I read in the news yesterday that LinkedIn was giving their employees a week off to prevent burnout. When I read that, I immediately started to fantasize about being off next week. Why? Because I, too, am feeling the effects of burnout.
I debated writing this post today because I want to do absolutely nothing today. I was planning to relax and enjoy my weekend. But, I needed to open my laptop to do something else, and it compelled me to write this.
I admit this is a problem.
Last weekend I received my second dose of the covid vaccine, and I secretly hoped that I would be down for 24-hours and not feel compelled to do anything. Much to my surprise, it ended up being 72-hours. It was lovely, but I shouldn’t have to be sick to feel good about taking that time for myself or my family.
In the past two weeks, every meeting I have been in is the same thing all around. People are exhausted. Q1 was a slog; the weather is improving; kids are on spring break; I need a massive vacation. These little admissions that we all need some help right now shouldn’t go unnoticed by ourselves or our employers.
However, even though people need a break, I think we all collectively need a break like LinkedIn. One where everything is shut down for a week, so you don’t feel like you have to join that meeting, respond to that email, or jump on slack even though you are trying to enjoy time away from work.
The company I work for gives us a week like this at the end of every year, and I relish it. When I log back in, in January, my inbox is just as empty as I left it, and I feel refreshed and excited about getting back to work. It’s one of the most significant benefits of working for this company.
When I log back in on Monday, I will be dreaming of a LinkedIn type of vacation.
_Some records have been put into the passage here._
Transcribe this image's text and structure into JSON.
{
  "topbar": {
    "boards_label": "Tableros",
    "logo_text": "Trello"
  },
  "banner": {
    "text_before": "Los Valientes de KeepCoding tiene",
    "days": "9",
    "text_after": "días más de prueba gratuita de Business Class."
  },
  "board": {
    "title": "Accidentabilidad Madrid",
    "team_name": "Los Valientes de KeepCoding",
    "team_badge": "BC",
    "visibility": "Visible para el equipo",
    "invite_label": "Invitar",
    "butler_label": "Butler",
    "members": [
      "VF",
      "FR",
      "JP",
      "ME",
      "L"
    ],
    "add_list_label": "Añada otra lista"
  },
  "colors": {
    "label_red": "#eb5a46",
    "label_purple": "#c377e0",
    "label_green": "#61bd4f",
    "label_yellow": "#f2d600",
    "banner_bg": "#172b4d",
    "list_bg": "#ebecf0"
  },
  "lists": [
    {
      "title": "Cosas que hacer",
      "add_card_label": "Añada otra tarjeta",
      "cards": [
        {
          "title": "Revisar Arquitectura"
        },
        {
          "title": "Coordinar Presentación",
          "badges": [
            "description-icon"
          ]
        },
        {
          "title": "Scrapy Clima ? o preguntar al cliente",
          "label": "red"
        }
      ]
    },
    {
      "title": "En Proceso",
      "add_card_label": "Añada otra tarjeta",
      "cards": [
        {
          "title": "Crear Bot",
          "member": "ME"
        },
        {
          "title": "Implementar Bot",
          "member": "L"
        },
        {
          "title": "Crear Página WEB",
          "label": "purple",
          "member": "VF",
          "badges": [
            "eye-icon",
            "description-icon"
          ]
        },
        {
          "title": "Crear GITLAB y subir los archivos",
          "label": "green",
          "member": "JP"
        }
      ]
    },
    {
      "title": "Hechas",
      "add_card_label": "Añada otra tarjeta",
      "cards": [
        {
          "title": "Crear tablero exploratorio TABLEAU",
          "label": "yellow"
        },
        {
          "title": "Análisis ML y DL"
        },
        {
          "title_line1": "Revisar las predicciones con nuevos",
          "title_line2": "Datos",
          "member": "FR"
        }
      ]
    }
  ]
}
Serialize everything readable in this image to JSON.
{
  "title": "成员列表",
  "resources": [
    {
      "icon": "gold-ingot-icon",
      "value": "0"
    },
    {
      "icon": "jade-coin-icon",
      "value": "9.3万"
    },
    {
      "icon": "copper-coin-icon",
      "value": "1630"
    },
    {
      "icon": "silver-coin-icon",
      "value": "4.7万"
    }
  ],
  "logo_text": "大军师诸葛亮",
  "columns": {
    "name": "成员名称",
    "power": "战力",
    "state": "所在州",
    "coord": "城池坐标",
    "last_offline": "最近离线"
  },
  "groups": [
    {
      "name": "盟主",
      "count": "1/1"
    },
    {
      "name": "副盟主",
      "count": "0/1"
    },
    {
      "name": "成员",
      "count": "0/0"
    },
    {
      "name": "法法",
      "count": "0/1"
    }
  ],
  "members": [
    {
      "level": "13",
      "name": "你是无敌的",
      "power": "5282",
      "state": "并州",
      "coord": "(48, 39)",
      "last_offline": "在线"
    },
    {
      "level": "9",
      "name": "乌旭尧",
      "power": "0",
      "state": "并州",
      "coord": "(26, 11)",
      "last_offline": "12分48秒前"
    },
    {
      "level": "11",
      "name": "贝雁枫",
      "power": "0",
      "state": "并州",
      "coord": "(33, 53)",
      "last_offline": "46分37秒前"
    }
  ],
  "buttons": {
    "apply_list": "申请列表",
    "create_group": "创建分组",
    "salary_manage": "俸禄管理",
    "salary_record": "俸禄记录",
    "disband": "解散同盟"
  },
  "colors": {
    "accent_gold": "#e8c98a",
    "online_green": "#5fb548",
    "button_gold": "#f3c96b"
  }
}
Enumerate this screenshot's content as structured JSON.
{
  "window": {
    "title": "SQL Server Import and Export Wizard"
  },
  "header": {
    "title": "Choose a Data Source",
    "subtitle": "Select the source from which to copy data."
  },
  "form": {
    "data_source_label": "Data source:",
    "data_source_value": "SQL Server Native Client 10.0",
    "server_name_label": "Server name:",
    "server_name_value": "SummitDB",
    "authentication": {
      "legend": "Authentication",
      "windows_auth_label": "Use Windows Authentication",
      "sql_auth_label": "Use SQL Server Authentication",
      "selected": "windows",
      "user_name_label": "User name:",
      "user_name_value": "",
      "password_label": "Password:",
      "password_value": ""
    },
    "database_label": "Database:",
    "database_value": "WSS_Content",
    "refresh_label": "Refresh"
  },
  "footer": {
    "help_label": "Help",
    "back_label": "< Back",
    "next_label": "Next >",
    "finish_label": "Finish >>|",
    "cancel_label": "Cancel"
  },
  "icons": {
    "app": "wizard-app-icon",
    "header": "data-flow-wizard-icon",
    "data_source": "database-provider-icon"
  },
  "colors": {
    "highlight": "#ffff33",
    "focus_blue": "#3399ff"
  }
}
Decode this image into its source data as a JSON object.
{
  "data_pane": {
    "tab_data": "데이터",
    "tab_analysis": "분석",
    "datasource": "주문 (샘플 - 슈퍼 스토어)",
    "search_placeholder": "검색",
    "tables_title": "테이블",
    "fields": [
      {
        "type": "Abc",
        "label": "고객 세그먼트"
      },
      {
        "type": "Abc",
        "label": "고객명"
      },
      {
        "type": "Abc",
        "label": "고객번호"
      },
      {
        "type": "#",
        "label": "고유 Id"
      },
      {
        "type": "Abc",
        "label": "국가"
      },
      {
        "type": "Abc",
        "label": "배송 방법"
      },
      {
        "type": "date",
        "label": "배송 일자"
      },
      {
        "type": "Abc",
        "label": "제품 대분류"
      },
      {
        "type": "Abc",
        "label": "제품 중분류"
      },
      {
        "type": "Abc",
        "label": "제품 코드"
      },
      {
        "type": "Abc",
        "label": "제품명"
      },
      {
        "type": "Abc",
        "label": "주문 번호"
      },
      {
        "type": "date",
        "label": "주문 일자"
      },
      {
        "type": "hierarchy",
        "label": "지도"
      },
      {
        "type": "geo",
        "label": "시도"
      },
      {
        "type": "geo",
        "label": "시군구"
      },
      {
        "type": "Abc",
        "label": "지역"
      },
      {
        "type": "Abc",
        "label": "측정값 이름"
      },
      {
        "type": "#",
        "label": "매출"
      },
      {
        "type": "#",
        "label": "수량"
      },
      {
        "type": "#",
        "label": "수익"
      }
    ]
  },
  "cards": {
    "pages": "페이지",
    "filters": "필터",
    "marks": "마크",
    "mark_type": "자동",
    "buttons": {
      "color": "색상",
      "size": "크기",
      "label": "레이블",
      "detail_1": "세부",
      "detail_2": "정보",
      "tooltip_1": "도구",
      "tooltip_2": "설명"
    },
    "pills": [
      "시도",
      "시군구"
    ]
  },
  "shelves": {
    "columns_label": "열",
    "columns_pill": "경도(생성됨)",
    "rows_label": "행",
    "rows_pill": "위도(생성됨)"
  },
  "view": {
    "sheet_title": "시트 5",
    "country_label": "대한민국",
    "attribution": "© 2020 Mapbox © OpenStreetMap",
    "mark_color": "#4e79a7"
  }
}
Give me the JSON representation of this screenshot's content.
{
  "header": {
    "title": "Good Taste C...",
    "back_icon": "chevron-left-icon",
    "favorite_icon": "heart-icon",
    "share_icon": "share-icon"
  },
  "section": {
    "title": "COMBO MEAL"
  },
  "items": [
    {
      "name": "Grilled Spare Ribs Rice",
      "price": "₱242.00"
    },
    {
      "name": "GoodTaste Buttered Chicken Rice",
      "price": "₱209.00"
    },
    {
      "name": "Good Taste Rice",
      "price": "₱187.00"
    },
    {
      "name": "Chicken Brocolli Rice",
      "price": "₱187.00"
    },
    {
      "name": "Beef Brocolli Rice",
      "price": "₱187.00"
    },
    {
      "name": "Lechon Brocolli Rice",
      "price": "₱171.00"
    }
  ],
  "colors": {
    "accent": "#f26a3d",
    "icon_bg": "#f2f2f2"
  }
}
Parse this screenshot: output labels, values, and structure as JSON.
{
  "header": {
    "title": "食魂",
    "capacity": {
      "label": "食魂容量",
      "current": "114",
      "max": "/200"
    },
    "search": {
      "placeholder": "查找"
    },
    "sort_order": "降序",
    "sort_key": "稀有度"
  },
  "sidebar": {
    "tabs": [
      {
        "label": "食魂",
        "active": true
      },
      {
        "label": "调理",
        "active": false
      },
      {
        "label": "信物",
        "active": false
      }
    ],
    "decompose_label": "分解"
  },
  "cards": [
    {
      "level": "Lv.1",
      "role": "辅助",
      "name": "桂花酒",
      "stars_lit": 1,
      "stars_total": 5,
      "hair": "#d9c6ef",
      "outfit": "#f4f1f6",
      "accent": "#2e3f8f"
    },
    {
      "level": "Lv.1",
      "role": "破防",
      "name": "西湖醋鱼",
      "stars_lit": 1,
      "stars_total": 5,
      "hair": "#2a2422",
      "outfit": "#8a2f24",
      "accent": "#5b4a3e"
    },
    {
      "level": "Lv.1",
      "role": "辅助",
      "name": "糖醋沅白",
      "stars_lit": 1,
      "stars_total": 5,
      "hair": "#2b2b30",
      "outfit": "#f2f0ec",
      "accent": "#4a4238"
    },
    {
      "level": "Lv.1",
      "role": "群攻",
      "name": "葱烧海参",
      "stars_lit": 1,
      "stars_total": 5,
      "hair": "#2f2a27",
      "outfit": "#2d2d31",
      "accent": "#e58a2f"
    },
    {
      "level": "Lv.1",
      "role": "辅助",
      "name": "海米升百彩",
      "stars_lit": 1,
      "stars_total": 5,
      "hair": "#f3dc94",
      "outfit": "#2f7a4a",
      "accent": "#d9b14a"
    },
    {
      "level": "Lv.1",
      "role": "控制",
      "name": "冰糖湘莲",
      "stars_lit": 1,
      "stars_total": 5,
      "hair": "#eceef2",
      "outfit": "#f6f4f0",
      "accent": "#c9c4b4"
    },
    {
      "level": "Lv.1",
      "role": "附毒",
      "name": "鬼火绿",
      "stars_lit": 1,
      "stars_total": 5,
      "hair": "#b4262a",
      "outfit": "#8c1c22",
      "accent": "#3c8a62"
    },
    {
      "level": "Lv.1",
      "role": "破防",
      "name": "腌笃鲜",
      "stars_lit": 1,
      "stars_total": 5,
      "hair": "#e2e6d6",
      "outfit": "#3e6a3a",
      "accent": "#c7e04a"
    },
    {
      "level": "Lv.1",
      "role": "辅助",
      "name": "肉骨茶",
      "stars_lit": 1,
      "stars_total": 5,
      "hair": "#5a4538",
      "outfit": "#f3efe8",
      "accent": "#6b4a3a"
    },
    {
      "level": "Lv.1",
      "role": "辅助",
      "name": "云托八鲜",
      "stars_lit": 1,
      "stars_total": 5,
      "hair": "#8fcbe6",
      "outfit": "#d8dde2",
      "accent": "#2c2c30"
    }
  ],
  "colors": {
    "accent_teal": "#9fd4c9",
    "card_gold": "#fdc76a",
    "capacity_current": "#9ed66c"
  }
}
But since I will be working, it will also be a good time to recalibrate my working ways to reduce my stress and be more efficient—a work-life balance spring cleaning.